Building with NFT metadata? Here there be dragons 🐉
Originally published at https://www.mnemonichq.com on June 3, 2022.
Metadata is possibly one of the most critical pieces of data for builders creating NFT-related experiences. What people don’t see is just how deceptively difficult it is to fetch and build with NFT metadata, especially at scale…here there be dragons.
Today we’ll take a quick look at some of the complexities of NFT metadata so you know what types of dragons you’ll need to tame in order to work with this important contextual information.
Metadata brings NFTs to life
Before we jump in, let’s take a moment to discuss what NFT metadata is and why it is so significant. If you’re building an NFT-related Web3 experience, there’s a good chance that you’ll be working with NFT metadata in some form. That’s because in many ways NFT metadata is what makes an NFT an NFT. Metadata is the soul of an NFT. Unlike ERC-20 tokens, which are fungible, NFTs are by definition, non-fungible. These digital assets are completely one-of-a-kind and the information about their unique attributes and descriptions is stored in their metadata. An NFT without metadata is nothing more than a record on a ledger.
3 Challenges to prepare for if you’re building with NFT metadata:
1. Making sense of countless different metadata schemas and edge cases
Let’s say you’re building an NFT wallet experience and want to visually display the NFTs your users own. To do this, you’d need to fetch the contents of a specific wallet, and then get the metadata of each NFT held. At first glance, the solution seems easy: crawl the URI listed on the chain and return the data. Unfortunately, it’s not that simple. Currently, there are thousands of unique schemas for structuring NFT metadata in use. So, before you can effectively retrieve the data you need, you need to understand how the data is structured, which you can do by reading through the collection’s smart contract. It’s also helpful to know where the metadata lives and whether it is encoded or not before you can properly index it.

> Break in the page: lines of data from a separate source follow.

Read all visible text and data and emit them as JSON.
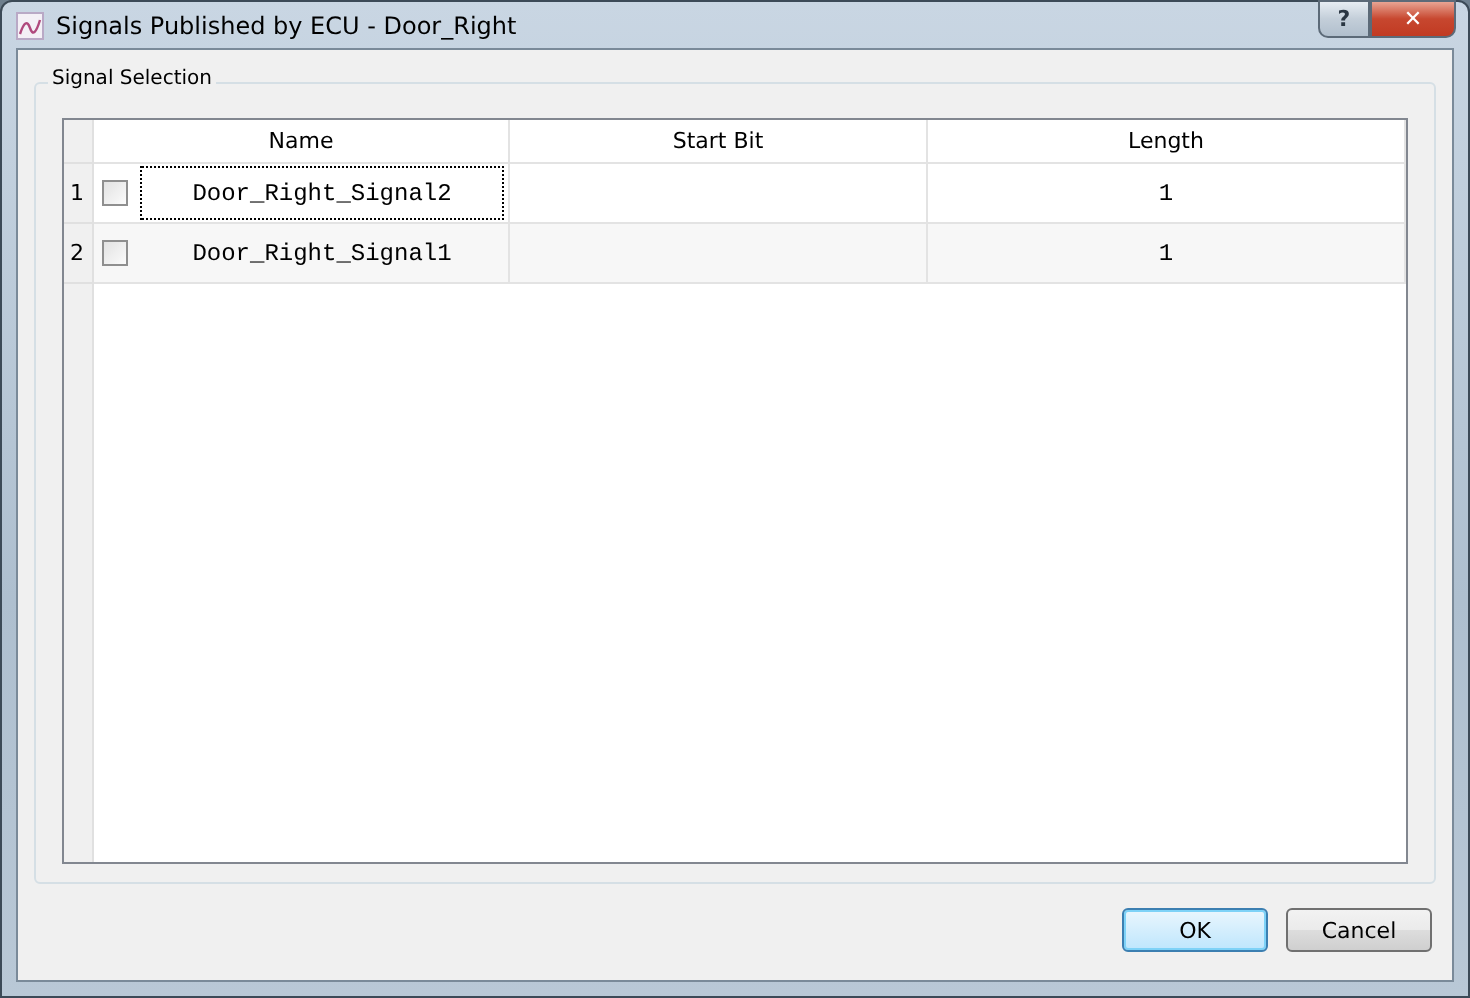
{
  "window": {
    "title": "Signals Published by ECU - Door_Right",
    "help_button": "?",
    "close_button": "✕"
  },
  "group": {
    "title": "Signal Selection"
  },
  "table": {
    "columns": [
      "Name",
      "Start Bit",
      "Length"
    ],
    "rows": [
      {
        "number": "1",
        "checked": false,
        "focused": true,
        "name": "Door_Right_Signal2",
        "start_bit": "",
        "length": "1"
      },
      {
        "number": "2",
        "checked": false,
        "focused": false,
        "name": "Door_Right_Signal1",
        "start_bit": "",
        "length": "1"
      }
    ]
  },
  "buttons": [
    {
      "label": "OK",
      "default": true
    },
    {
      "label": "Cancel",
      "default": false
    }
  ]
}
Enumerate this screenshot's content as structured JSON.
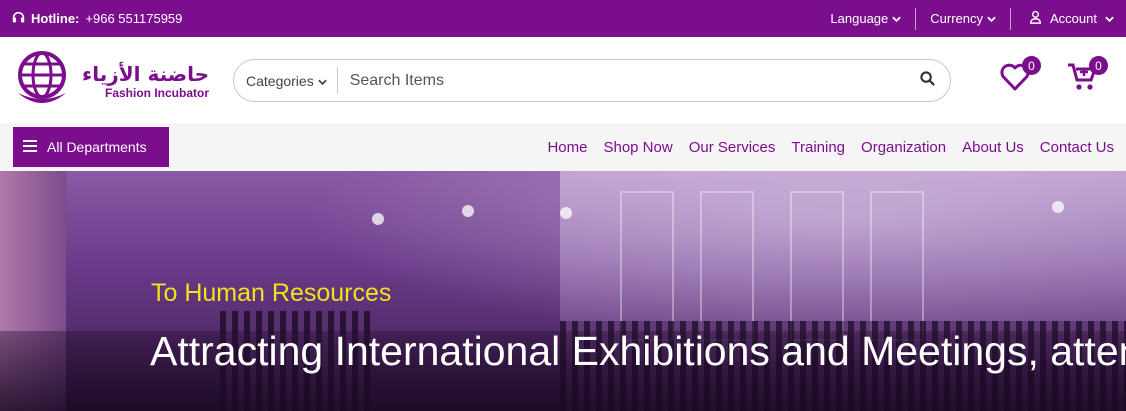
{
  "topbar": {
    "hotline_label": "Hotline:",
    "hotline_number": "+966 551175959",
    "language": "Language",
    "currency": "Currency",
    "account": "Account"
  },
  "brand": {
    "name_ar": "حاضنة الأزياء",
    "name_en": "Fashion Incubator",
    "color": "#7b0e8c"
  },
  "search": {
    "categories_label": "Categories",
    "placeholder": "Search Items"
  },
  "header_icons": {
    "wishlist_count": "0",
    "cart_count": "0"
  },
  "nav": {
    "all_departments": "All Departments",
    "items": [
      {
        "label": "Home"
      },
      {
        "label": "Shop Now"
      },
      {
        "label": "Our Services"
      },
      {
        "label": "Training"
      },
      {
        "label": "Organization"
      },
      {
        "label": "About Us"
      },
      {
        "label": "Contact Us"
      }
    ]
  },
  "hero": {
    "subtitle": "To Human Resources",
    "title": "Attracting International Exhibitions and Meetings, attending conferences and Exhibitions",
    "subtitle_color": "#f2e11b"
  }
}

This context-gathering is not so bad if you only need metadata from a handful of collections and have the means to parse through their smart contracts and familiarize yourself with their schemas and encodings, but it’s not feasible to do this rapidly at a broader scale. This is why so many marketplaces and wallets out there only support a specific set of collections or list collections as “coming soon” — they’re onboarding new collections one by one, taking care to look at each collection’s metadata individually so as to not create a poor user experience.

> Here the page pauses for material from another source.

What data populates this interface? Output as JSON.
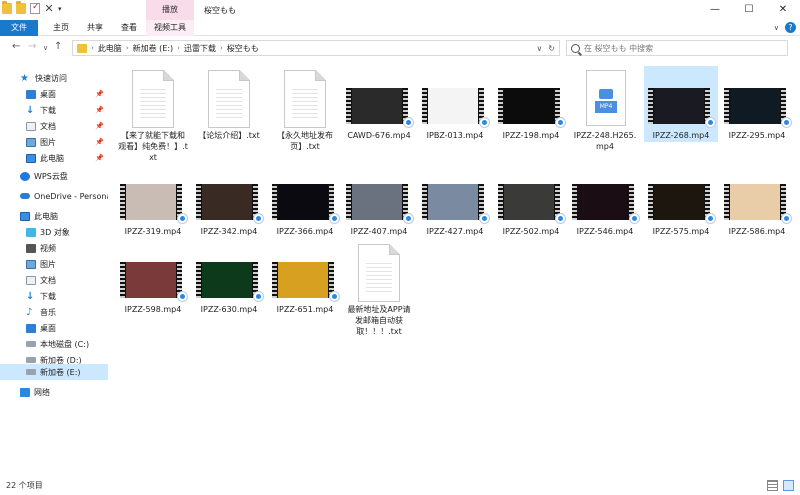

2. Maintaining up-to-date metadata
Retrieving the freshest metadata possible will become increasingly important as NFT utilities continue evolving. NFT Metadata is not always static, which means taking a snapshot of a token’s metadata at a given moment in time is not sufficient — it needs to be re-indexed. Otherwise, you risk displaying outdated information.
The most common example of this is NFT reveals where all the NFTs for a given collection initially have the same preview graphic up until reveal day, when the actual NFTs are revealed and the images are updated in the metadata. In cases like this, as well as with composable or dynamic NFTs, you’ll need to crawl and re-index metadata in order to ensure you’re consistently displaying the freshest metadata to your users.

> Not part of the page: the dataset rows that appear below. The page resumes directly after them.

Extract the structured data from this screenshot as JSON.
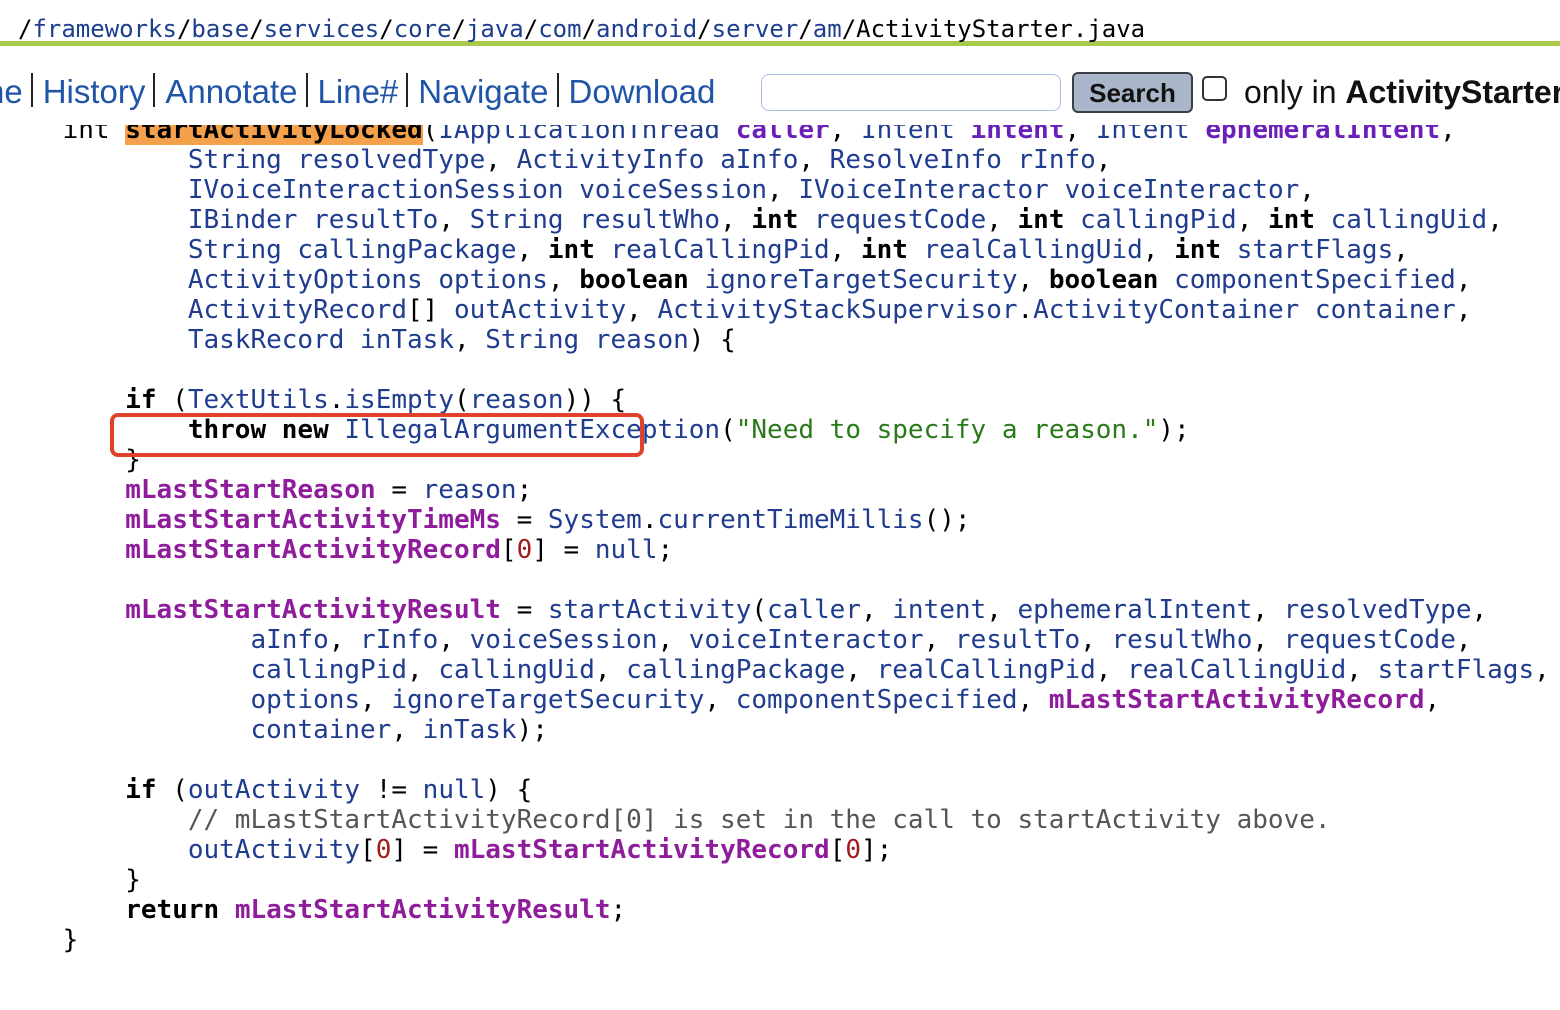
{
  "path": {
    "prefix": "/",
    "segments": [
      "frameworks",
      "base",
      "services",
      "core",
      "java",
      "com",
      "android",
      "server",
      "am"
    ],
    "separator": "/",
    "filename": "ActivityStarter.java"
  },
  "nav": {
    "links": [
      "ne",
      "History",
      "Annotate",
      "Line#",
      "Navigate",
      "Download"
    ],
    "search_placeholder": "",
    "search_button": "Search",
    "only_in_prefix": "only in ",
    "only_in_file": "ActivityStarter"
  },
  "highlight": {
    "border_color": "#e0412a",
    "symbol_bg": "#f5a04b"
  },
  "code": [
    [
      [
        "t",
        "    int "
      ],
      [
        "hl",
        "startActivityLocked"
      ],
      [
        "t",
        "("
      ],
      [
        "typ",
        "IApplicationThread"
      ],
      [
        "t",
        " "
      ],
      [
        "par",
        "caller"
      ],
      [
        "t",
        ", "
      ],
      [
        "typ",
        "Intent"
      ],
      [
        "t",
        " "
      ],
      [
        "par",
        "intent"
      ],
      [
        "t",
        ", "
      ],
      [
        "typ",
        "Intent"
      ],
      [
        "t",
        " "
      ],
      [
        "par",
        "ephemeralIntent"
      ],
      [
        "t",
        ","
      ]
    ],
    [
      [
        "t",
        "            "
      ],
      [
        "typ",
        "String"
      ],
      [
        "t",
        " "
      ],
      [
        "id",
        "resolvedType"
      ],
      [
        "t",
        ", "
      ],
      [
        "typ",
        "ActivityInfo"
      ],
      [
        "t",
        " "
      ],
      [
        "id",
        "aInfo"
      ],
      [
        "t",
        ", "
      ],
      [
        "typ",
        "ResolveInfo"
      ],
      [
        "t",
        " "
      ],
      [
        "id",
        "rInfo"
      ],
      [
        "t",
        ","
      ]
    ],
    [
      [
        "t",
        "            "
      ],
      [
        "typ",
        "IVoiceInteractionSession"
      ],
      [
        "t",
        " "
      ],
      [
        "id",
        "voiceSession"
      ],
      [
        "t",
        ", "
      ],
      [
        "typ",
        "IVoiceInteractor"
      ],
      [
        "t",
        " "
      ],
      [
        "id",
        "voiceInteractor"
      ],
      [
        "t",
        ","
      ]
    ],
    [
      [
        "t",
        "            "
      ],
      [
        "typ",
        "IBinder"
      ],
      [
        "t",
        " "
      ],
      [
        "id",
        "resultTo"
      ],
      [
        "t",
        ", "
      ],
      [
        "typ",
        "String"
      ],
      [
        "t",
        " "
      ],
      [
        "id",
        "resultWho"
      ],
      [
        "t",
        ", "
      ],
      [
        "kw",
        "int"
      ],
      [
        "t",
        " "
      ],
      [
        "id",
        "requestCode"
      ],
      [
        "t",
        ", "
      ],
      [
        "kw",
        "int"
      ],
      [
        "t",
        " "
      ],
      [
        "id",
        "callingPid"
      ],
      [
        "t",
        ", "
      ],
      [
        "kw",
        "int"
      ],
      [
        "t",
        " "
      ],
      [
        "id",
        "callingUid"
      ],
      [
        "t",
        ","
      ]
    ],
    [
      [
        "t",
        "            "
      ],
      [
        "typ",
        "String"
      ],
      [
        "t",
        " "
      ],
      [
        "id",
        "callingPackage"
      ],
      [
        "t",
        ", "
      ],
      [
        "kw",
        "int"
      ],
      [
        "t",
        " "
      ],
      [
        "id",
        "realCallingPid"
      ],
      [
        "t",
        ", "
      ],
      [
        "kw",
        "int"
      ],
      [
        "t",
        " "
      ],
      [
        "id",
        "realCallingUid"
      ],
      [
        "t",
        ", "
      ],
      [
        "kw",
        "int"
      ],
      [
        "t",
        " "
      ],
      [
        "id",
        "startFlags"
      ],
      [
        "t",
        ","
      ]
    ],
    [
      [
        "t",
        "            "
      ],
      [
        "typ",
        "ActivityOptions"
      ],
      [
        "t",
        " "
      ],
      [
        "id",
        "options"
      ],
      [
        "t",
        ", "
      ],
      [
        "kw",
        "boolean"
      ],
      [
        "t",
        " "
      ],
      [
        "id",
        "ignoreTargetSecurity"
      ],
      [
        "t",
        ", "
      ],
      [
        "kw",
        "boolean"
      ],
      [
        "t",
        " "
      ],
      [
        "id",
        "componentSpecified"
      ],
      [
        "t",
        ","
      ]
    ],
    [
      [
        "t",
        "            "
      ],
      [
        "typ",
        "ActivityRecord"
      ],
      [
        "t",
        "[] "
      ],
      [
        "id",
        "outActivity"
      ],
      [
        "t",
        ", "
      ],
      [
        "typ",
        "ActivityStackSupervisor"
      ],
      [
        "t",
        "."
      ],
      [
        "typ",
        "ActivityContainer"
      ],
      [
        "t",
        " "
      ],
      [
        "id",
        "container"
      ],
      [
        "t",
        ","
      ]
    ],
    [
      [
        "t",
        "            "
      ],
      [
        "typ",
        "TaskRecord"
      ],
      [
        "t",
        " "
      ],
      [
        "id",
        "inTask"
      ],
      [
        "t",
        ", "
      ],
      [
        "typ",
        "String"
      ],
      [
        "t",
        " "
      ],
      [
        "id",
        "reason"
      ],
      [
        "t",
        ") {"
      ]
    ],
    [],
    [
      [
        "t",
        "        "
      ],
      [
        "kw",
        "if"
      ],
      [
        "t",
        " ("
      ],
      [
        "typ",
        "TextUtils"
      ],
      [
        "t",
        "."
      ],
      [
        "id",
        "isEmpty"
      ],
      [
        "t",
        "("
      ],
      [
        "id",
        "reason"
      ],
      [
        "t",
        ")) {"
      ]
    ],
    [
      [
        "t",
        "            "
      ],
      [
        "kw",
        "throw"
      ],
      [
        "t",
        " "
      ],
      [
        "kw",
        "new"
      ],
      [
        "t",
        " "
      ],
      [
        "typ",
        "IllegalArgumentException"
      ],
      [
        "t",
        "("
      ],
      [
        "str",
        "\"Need to specify a reason.\""
      ],
      [
        "t",
        ");"
      ]
    ],
    [
      [
        "t",
        "        }"
      ]
    ],
    [
      [
        "t",
        "        "
      ],
      [
        "fld",
        "mLastStartReason"
      ],
      [
        "t",
        " = "
      ],
      [
        "id",
        "reason"
      ],
      [
        "t",
        ";"
      ]
    ],
    [
      [
        "t",
        "        "
      ],
      [
        "fld",
        "mLastStartActivityTimeMs"
      ],
      [
        "t",
        " = "
      ],
      [
        "typ",
        "System"
      ],
      [
        "t",
        "."
      ],
      [
        "id",
        "currentTimeMillis"
      ],
      [
        "t",
        "();"
      ]
    ],
    [
      [
        "t",
        "        "
      ],
      [
        "fld",
        "mLastStartActivityRecord"
      ],
      [
        "t",
        "["
      ],
      [
        "num",
        "0"
      ],
      [
        "t",
        "] = "
      ],
      [
        "id",
        "null"
      ],
      [
        "t",
        ";"
      ]
    ],
    [],
    [
      [
        "t",
        "        "
      ],
      [
        "fld",
        "mLastStartActivityResult"
      ],
      [
        "t",
        " = "
      ],
      [
        "id",
        "startActivity"
      ],
      [
        "t",
        "("
      ],
      [
        "id",
        "caller"
      ],
      [
        "t",
        ", "
      ],
      [
        "id",
        "intent"
      ],
      [
        "t",
        ", "
      ],
      [
        "id",
        "ephemeralIntent"
      ],
      [
        "t",
        ", "
      ],
      [
        "id",
        "resolvedType"
      ],
      [
        "t",
        ","
      ]
    ],
    [
      [
        "t",
        "                "
      ],
      [
        "id",
        "aInfo"
      ],
      [
        "t",
        ", "
      ],
      [
        "id",
        "rInfo"
      ],
      [
        "t",
        ", "
      ],
      [
        "id",
        "voiceSession"
      ],
      [
        "t",
        ", "
      ],
      [
        "id",
        "voiceInteractor"
      ],
      [
        "t",
        ", "
      ],
      [
        "id",
        "resultTo"
      ],
      [
        "t",
        ", "
      ],
      [
        "id",
        "resultWho"
      ],
      [
        "t",
        ", "
      ],
      [
        "id",
        "requestCode"
      ],
      [
        "t",
        ","
      ]
    ],
    [
      [
        "t",
        "                "
      ],
      [
        "id",
        "callingPid"
      ],
      [
        "t",
        ", "
      ],
      [
        "id",
        "callingUid"
      ],
      [
        "t",
        ", "
      ],
      [
        "id",
        "callingPackage"
      ],
      [
        "t",
        ", "
      ],
      [
        "id",
        "realCallingPid"
      ],
      [
        "t",
        ", "
      ],
      [
        "id",
        "realCallingUid"
      ],
      [
        "t",
        ", "
      ],
      [
        "id",
        "startFlags"
      ],
      [
        "t",
        ","
      ]
    ],
    [
      [
        "t",
        "                "
      ],
      [
        "id",
        "options"
      ],
      [
        "t",
        ", "
      ],
      [
        "id",
        "ignoreTargetSecurity"
      ],
      [
        "t",
        ", "
      ],
      [
        "id",
        "componentSpecified"
      ],
      [
        "t",
        ", "
      ],
      [
        "fld",
        "mLastStartActivityRecord"
      ],
      [
        "t",
        ","
      ]
    ],
    [
      [
        "t",
        "                "
      ],
      [
        "id",
        "container"
      ],
      [
        "t",
        ", "
      ],
      [
        "id",
        "inTask"
      ],
      [
        "t",
        ");"
      ]
    ],
    [],
    [
      [
        "t",
        "        "
      ],
      [
        "kw",
        "if"
      ],
      [
        "t",
        " ("
      ],
      [
        "id",
        "outActivity"
      ],
      [
        "t",
        " != "
      ],
      [
        "id",
        "null"
      ],
      [
        "t",
        ") {"
      ]
    ],
    [
      [
        "t",
        "            "
      ],
      [
        "com",
        "// mLastStartActivityRecord[0] is set in the call to startActivity above."
      ]
    ],
    [
      [
        "t",
        "            "
      ],
      [
        "id",
        "outActivity"
      ],
      [
        "t",
        "["
      ],
      [
        "num",
        "0"
      ],
      [
        "t",
        "] = "
      ],
      [
        "fld",
        "mLastStartActivityRecord"
      ],
      [
        "t",
        "["
      ],
      [
        "num",
        "0"
      ],
      [
        "t",
        "];"
      ]
    ],
    [
      [
        "t",
        "        }"
      ]
    ],
    [
      [
        "t",
        "        "
      ],
      [
        "kw",
        "return"
      ],
      [
        "t",
        " "
      ],
      [
        "fld",
        "mLastStartActivityResult"
      ],
      [
        "t",
        ";"
      ]
    ],
    [
      [
        "t",
        "    }"
      ]
    ]
  ]
}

Considering there are tens of thousands of new collections emerging every month, continuously crawling and re-indexing metadata for every collection out there is simply not a scalable or useful solution, so you’ll need to find ways to detect when metadata needs to be re-indexed and have your crawler act accordingly.
3. Relying on centralized servers
Finally, while there’s a fundamental assumption that Web3 should be fully decentralized, you may be surprised to learn that at least 70% of NFT collections today have metadata stored off-chain in centralized storage servers such as AWS.
Unlike decentralized storage solutions that are guaranteed by design to be available for indexing at any time, centralized servers can have reliability issues that you’ll want to plan around. If a server is overloaded with too many requests or out for maintenance and can’t serve your requests, you’ll have to retry until the metadata becomes available again…often at the unfortunate expense of your user experience.
Unfortunately, the reliability of off-chain stored metadata is largely out of your control as a developer, though one thing you can do to help improve the quality of the experience you’re building is to notify your users whether the metadata for an NFT they’re viewing or otherwise interacting with is stored off-chain or on a decentralized storage solution such as IPFS.
There’s a better way to fetch NFT metadata
As you can see, accessing, normalizing, and maintaining up-to-date metadata to power your application is not as simple as it may seem at first. That’s one of the many reasons we built Mnemonic. Mnemonic’s easy-to-use APIs enable you to easily build with any NFT data point imaginable — including metadata. We tackle the complexities associated with NFT metadata and provide complete, normalized metadata that is kept up-to-date in real-time.
Originally published at https://www.mnemonichq.com.